ASSIGNED TASK => Below are the entries; return every line among them that holds the word "JSON".
Start of EXTRACTED INFORMATION
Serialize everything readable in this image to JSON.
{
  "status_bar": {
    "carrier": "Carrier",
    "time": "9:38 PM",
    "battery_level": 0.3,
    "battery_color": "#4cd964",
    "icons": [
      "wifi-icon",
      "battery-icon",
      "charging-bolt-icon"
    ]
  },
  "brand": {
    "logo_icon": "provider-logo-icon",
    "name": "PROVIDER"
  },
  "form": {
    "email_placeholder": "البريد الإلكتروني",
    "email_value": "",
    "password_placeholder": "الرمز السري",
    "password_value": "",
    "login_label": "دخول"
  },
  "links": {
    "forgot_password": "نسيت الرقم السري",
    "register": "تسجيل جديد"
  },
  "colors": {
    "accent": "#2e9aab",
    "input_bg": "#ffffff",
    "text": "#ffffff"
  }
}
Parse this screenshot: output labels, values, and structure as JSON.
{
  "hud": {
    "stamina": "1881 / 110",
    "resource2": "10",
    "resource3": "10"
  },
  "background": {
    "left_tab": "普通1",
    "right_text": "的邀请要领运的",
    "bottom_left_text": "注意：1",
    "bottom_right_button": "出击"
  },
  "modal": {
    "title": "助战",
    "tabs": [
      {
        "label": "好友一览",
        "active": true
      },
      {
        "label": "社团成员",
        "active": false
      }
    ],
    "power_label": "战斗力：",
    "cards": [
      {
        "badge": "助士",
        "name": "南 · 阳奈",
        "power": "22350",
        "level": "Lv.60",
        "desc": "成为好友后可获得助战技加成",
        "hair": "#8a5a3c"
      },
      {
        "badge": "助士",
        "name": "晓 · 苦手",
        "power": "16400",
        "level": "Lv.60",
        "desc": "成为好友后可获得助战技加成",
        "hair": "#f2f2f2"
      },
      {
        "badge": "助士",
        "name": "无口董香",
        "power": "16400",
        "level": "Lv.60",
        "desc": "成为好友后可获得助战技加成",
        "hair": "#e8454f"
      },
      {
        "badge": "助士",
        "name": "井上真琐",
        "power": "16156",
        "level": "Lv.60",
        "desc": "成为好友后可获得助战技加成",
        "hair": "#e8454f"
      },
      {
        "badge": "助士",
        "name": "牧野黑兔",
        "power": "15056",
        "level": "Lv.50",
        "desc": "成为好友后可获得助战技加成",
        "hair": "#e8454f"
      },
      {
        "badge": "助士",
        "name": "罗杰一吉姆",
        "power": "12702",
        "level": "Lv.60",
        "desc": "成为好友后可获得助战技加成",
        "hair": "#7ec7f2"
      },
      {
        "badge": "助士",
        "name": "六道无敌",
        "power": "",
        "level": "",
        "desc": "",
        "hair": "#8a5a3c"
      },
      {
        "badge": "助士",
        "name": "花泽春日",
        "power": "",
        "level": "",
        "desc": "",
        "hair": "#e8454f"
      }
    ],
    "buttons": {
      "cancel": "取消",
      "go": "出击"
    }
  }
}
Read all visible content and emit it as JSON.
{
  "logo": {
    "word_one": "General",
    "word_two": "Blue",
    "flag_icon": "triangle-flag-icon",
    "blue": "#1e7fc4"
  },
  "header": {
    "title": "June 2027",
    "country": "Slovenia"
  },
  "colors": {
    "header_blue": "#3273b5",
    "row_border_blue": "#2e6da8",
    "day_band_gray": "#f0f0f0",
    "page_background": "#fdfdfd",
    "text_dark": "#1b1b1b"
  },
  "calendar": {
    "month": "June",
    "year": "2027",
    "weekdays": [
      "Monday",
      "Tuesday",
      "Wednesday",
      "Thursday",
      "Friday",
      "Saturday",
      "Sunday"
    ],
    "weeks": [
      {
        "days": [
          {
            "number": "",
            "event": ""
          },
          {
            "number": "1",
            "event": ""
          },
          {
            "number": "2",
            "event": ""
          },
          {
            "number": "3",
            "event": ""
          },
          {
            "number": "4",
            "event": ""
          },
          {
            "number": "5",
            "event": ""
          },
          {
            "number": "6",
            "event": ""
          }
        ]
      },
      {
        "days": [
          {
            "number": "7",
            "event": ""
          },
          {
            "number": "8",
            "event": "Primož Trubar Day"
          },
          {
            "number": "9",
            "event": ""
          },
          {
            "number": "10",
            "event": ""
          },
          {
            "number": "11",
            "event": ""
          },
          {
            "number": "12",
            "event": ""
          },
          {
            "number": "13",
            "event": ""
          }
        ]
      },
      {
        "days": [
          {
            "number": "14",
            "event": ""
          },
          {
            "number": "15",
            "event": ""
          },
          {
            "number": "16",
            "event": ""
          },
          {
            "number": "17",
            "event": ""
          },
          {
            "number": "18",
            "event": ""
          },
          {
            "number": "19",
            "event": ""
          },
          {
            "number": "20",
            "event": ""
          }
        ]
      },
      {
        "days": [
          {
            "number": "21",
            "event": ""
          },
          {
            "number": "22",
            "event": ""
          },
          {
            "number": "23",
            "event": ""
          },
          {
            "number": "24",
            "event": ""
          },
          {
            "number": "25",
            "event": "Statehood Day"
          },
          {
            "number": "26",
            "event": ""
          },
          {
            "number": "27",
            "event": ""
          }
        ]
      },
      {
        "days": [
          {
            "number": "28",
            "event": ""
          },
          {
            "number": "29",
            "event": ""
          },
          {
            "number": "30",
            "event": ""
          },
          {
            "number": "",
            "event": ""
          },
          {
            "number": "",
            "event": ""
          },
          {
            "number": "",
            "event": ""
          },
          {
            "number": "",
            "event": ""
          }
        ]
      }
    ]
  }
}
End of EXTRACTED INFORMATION
TASK SOLUTION =>
Serialize everything readable in this image to JSON.
Parse this screenshot: output labels, values, and structure as JSON.
Read all visible content and emit it as JSON.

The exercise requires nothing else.